Problem to work on >>
Set down every record below exactly as it stands, minus the pictures.

Stored entries
•••

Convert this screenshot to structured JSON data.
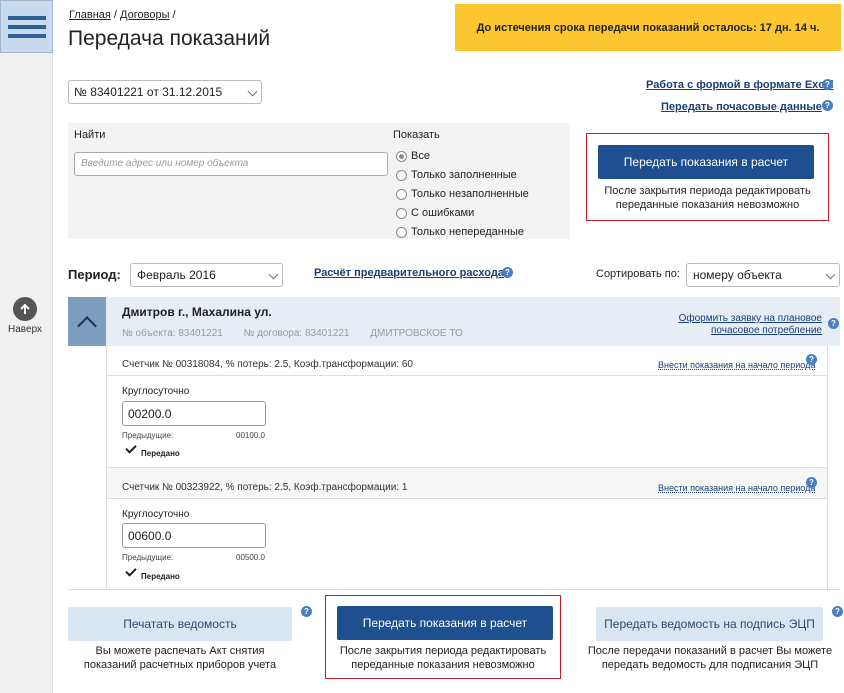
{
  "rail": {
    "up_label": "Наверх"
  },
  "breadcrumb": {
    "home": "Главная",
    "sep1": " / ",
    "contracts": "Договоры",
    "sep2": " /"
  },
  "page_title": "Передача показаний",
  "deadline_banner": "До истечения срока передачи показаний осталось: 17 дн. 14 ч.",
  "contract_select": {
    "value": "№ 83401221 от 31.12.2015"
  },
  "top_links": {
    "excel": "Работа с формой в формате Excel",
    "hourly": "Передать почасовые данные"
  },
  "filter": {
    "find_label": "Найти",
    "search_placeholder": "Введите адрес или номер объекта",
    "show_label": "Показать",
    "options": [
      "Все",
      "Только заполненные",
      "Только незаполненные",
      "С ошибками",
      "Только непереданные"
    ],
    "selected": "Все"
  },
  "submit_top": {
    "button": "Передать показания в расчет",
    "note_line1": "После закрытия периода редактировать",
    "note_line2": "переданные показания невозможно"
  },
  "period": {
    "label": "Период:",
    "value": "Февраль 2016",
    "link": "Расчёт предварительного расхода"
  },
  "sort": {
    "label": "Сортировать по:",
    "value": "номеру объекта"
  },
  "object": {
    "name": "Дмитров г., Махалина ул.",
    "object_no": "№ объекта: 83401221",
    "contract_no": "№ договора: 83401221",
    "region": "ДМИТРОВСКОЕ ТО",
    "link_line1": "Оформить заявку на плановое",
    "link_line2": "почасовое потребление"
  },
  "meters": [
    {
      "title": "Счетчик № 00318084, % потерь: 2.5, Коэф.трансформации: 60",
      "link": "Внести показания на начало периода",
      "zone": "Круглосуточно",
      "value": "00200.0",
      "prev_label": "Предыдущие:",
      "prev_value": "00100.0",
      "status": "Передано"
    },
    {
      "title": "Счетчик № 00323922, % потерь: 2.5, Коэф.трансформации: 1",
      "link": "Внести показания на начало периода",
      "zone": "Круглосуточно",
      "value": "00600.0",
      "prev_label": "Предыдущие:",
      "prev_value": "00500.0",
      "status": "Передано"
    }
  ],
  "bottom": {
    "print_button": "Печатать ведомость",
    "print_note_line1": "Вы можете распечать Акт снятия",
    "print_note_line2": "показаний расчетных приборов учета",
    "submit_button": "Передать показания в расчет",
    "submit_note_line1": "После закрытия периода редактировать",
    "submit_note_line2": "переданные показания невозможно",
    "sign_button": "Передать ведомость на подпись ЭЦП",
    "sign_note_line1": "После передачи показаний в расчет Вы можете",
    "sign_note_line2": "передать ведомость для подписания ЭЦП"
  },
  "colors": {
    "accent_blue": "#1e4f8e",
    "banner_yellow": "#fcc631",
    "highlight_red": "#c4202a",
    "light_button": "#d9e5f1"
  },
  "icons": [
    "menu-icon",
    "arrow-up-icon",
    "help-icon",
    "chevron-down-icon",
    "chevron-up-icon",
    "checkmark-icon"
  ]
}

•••

Solution >>
Convert this screenshot to structured JSON data.
{
  "rail": {
    "up_label": "Наверх"
  },
  "breadcrumb": {
    "home": "Главная",
    "sep1": " / ",
    "contracts": "Договоры",
    "sep2": " /"
  },
  "page_title": "Передача показаний",
  "deadline_banner": "До истечения срока передачи показаний осталось: 17 дн. 14 ч.",
  "contract_select": {
    "value": "№ 83401221 от 31.12.2015"
  },
  "top_links": {
    "excel": "Работа с формой в формате Excel",
    "hourly": "Передать почасовые данные"
  },
  "filter": {
    "find_label": "Найти",
    "search_placeholder": "Введите адрес или номер объекта",
    "show_label": "Показать",
    "options": [
      "Все",
      "Только заполненные",
      "Только незаполненные",
      "С ошибками",
      "Только непереданные"
    ],
    "selected": "Все"
  },
  "submit_top": {
    "button": "Передать показания в расчет",
    "note_line1": "После закрытия периода редактировать",
    "note_line2": "переданные показания невозможно"
  },
  "period": {
    "label": "Период:",
    "value": "Февраль 2016",
    "link": "Расчёт предварительного расхода"
  },
  "sort": {
    "label": "Сортировать по:",
    "value": "номеру объекта"
  },
  "object": {
    "name": "Дмитров г., Махалина ул.",
    "object_no": "№ объекта: 83401221",
    "contract_no": "№ договора: 83401221",
    "region": "ДМИТРОВСКОЕ ТО",
    "link_line1": "Оформить заявку на плановое",
    "link_line2": "почасовое потребление"
  },
  "meters": [
    {
      "title": "Счетчик № 00318084, % потерь: 2.5, Коэф.трансформации: 60",
      "link": "Внести показания на начало периода",
      "zone": "Круглосуточно",
      "value": "00200.0",
      "prev_label": "Предыдущие:",
      "prev_value": "00100.0",
      "status": "Передано"
    },
    {
      "title": "Счетчик № 00323922, % потерь: 2.5, Коэф.трансформации: 1",
      "link": "Внести показания на начало периода",
      "zone": "Круглосуточно",
      "value": "00600.0",
      "prev_label": "Предыдущие:",
      "prev_value": "00500.0",
      "status": "Передано"
    }
  ],
  "bottom": {
    "print_button": "Печатать ведомость",
    "print_note_line1": "Вы можете распечать Акт снятия",
    "print_note_line2": "показаний расчетных приборов учета",
    "submit_button": "Передать показания в расчет",
    "submit_note_line1": "После закрытия периода редактировать",
    "submit_note_line2": "переданные показания невозможно",
    "sign_button": "Передать ведомость на подпись ЭЦП",
    "sign_note_line1": "После передачи показаний в расчет Вы можете",
    "sign_note_line2": "передать ведомость для подписания ЭЦП"
  },
  "colors": {
    "accent_blue": "#1e4f8e",
    "banner_yellow": "#fcc631",
    "highlight_red": "#c4202a",
    "light_button": "#d9e5f1"
  },
  "icons": [
    "menu-icon",
    "arrow-up-icon",
    "help-icon",
    "chevron-down-icon",
    "chevron-up-icon",
    "checkmark-icon"
  ]
}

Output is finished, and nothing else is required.